## Web page and app entries
[Start of Attachment]

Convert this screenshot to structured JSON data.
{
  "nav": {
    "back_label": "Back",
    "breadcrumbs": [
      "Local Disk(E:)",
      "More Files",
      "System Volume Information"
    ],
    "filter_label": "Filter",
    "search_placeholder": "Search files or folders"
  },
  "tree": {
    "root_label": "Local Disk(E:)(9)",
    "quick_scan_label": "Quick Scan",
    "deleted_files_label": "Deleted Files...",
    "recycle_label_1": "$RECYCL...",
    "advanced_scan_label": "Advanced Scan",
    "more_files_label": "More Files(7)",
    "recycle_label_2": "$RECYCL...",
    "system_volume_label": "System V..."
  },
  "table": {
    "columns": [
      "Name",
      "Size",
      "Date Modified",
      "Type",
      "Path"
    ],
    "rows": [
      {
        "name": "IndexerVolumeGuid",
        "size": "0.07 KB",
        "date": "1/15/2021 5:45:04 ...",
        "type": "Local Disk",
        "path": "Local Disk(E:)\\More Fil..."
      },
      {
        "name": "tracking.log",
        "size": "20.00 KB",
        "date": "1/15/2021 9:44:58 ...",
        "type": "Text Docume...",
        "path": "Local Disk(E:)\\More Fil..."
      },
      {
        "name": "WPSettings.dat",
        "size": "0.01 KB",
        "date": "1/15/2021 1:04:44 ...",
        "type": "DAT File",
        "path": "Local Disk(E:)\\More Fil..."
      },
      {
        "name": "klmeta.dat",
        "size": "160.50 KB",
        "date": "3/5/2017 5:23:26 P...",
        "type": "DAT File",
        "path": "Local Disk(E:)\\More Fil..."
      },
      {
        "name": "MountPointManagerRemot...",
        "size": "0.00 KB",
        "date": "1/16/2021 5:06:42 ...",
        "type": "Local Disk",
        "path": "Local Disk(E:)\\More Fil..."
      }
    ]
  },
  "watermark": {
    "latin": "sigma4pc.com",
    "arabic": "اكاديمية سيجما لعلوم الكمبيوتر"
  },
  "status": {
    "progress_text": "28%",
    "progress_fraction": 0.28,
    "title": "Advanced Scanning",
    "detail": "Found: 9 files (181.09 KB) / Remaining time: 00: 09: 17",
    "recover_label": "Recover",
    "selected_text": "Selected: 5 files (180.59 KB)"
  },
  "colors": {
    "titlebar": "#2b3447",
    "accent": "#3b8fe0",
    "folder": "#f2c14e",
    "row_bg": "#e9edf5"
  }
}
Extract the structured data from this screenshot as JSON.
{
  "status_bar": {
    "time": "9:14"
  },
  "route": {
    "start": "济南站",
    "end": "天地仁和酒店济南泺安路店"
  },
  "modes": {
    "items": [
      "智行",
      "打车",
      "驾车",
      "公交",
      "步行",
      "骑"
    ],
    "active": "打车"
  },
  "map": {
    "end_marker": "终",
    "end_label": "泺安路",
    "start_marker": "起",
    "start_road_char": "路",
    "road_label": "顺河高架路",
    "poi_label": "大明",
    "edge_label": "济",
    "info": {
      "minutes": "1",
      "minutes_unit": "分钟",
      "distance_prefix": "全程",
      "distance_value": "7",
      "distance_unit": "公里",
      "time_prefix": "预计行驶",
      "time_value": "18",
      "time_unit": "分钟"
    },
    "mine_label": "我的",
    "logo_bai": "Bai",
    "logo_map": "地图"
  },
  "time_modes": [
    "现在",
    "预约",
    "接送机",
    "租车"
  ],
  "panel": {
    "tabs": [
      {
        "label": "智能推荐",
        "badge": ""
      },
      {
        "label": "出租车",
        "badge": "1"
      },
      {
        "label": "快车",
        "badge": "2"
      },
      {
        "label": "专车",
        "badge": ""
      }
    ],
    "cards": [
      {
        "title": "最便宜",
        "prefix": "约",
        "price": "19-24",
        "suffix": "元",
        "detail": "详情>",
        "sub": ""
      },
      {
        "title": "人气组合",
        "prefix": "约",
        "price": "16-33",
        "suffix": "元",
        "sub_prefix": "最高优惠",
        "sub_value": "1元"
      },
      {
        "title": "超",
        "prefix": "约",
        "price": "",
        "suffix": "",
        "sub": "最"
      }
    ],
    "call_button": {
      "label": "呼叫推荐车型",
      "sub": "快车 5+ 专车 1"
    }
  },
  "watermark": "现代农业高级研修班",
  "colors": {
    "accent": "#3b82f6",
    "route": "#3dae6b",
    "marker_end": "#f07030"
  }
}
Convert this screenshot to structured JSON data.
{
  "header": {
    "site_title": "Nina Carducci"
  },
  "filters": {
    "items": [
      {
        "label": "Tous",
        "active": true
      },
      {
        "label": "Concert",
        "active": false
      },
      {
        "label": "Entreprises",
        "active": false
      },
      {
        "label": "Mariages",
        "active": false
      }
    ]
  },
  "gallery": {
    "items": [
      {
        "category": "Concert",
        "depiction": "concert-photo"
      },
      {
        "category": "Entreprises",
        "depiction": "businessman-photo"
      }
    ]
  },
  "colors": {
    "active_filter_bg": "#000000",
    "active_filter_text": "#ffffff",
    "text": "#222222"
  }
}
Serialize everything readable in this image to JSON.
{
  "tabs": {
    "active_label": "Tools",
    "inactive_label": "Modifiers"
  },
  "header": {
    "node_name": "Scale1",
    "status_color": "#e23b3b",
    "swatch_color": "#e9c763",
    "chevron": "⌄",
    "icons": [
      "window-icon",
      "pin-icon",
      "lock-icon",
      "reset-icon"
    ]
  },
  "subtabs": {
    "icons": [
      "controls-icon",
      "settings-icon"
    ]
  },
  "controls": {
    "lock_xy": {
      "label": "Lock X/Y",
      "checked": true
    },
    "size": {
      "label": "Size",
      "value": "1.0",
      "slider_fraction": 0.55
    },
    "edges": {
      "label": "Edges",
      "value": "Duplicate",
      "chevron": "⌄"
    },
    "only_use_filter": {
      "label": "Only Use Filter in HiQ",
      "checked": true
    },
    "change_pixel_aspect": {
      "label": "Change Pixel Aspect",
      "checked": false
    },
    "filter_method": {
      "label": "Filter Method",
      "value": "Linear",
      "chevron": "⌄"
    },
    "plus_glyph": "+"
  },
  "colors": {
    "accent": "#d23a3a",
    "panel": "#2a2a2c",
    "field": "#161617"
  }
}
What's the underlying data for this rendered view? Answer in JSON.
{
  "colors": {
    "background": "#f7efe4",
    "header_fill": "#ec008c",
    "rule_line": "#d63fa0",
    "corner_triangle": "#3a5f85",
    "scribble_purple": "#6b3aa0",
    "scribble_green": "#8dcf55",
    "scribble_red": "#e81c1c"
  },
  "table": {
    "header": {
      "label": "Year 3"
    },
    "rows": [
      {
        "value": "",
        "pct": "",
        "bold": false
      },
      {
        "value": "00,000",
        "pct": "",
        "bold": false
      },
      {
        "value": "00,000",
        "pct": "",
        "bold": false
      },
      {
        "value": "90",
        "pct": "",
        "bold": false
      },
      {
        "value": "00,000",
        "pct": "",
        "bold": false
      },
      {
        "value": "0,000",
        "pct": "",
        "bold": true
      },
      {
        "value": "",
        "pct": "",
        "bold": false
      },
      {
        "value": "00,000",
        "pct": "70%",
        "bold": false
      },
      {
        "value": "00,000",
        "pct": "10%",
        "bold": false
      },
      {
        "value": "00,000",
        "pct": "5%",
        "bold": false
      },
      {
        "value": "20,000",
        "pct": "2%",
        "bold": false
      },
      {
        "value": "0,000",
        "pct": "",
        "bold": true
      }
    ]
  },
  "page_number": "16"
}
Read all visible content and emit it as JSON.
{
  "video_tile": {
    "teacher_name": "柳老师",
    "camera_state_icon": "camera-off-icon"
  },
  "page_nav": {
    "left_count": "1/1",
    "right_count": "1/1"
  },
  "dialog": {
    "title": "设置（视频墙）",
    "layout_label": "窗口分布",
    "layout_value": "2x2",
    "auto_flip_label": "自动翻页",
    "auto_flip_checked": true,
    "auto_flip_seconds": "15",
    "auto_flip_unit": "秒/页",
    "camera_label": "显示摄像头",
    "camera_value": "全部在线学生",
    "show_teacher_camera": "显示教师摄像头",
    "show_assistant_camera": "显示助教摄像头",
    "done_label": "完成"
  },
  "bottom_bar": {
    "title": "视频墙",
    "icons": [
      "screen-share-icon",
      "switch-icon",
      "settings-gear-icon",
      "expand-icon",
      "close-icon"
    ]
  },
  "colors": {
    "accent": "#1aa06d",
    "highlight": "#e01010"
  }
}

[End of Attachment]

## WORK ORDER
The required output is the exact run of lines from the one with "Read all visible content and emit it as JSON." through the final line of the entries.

## ANSWER BOX
Read all visible content and emit it as JSON.
{
  "video_tile": {
    "teacher_name": "柳老师",
    "camera_state_icon": "camera-off-icon"
  },
  "page_nav": {
    "left_count": "1/1",
    "right_count": "1/1"
  },
  "dialog": {
    "title": "设置（视频墙）",
    "layout_label": "窗口分布",
    "layout_value": "2x2",
    "auto_flip_label": "自动翻页",
    "auto_flip_checked": true,
    "auto_flip_seconds": "15",
    "auto_flip_unit": "秒/页",
    "camera_label": "显示摄像头",
    "camera_value": "全部在线学生",
    "show_teacher_camera": "显示教师摄像头",
    "show_assistant_camera": "显示助教摄像头",
    "done_label": "完成"
  },
  "bottom_bar": {
    "title": "视频墙",
    "icons": [
      "screen-share-icon",
      "switch-icon",
      "settings-gear-icon",
      "expand-icon",
      "close-icon"
    ]
  },
  "colors": {
    "accent": "#1aa06d",
    "highlight": "#e01010"
  }
}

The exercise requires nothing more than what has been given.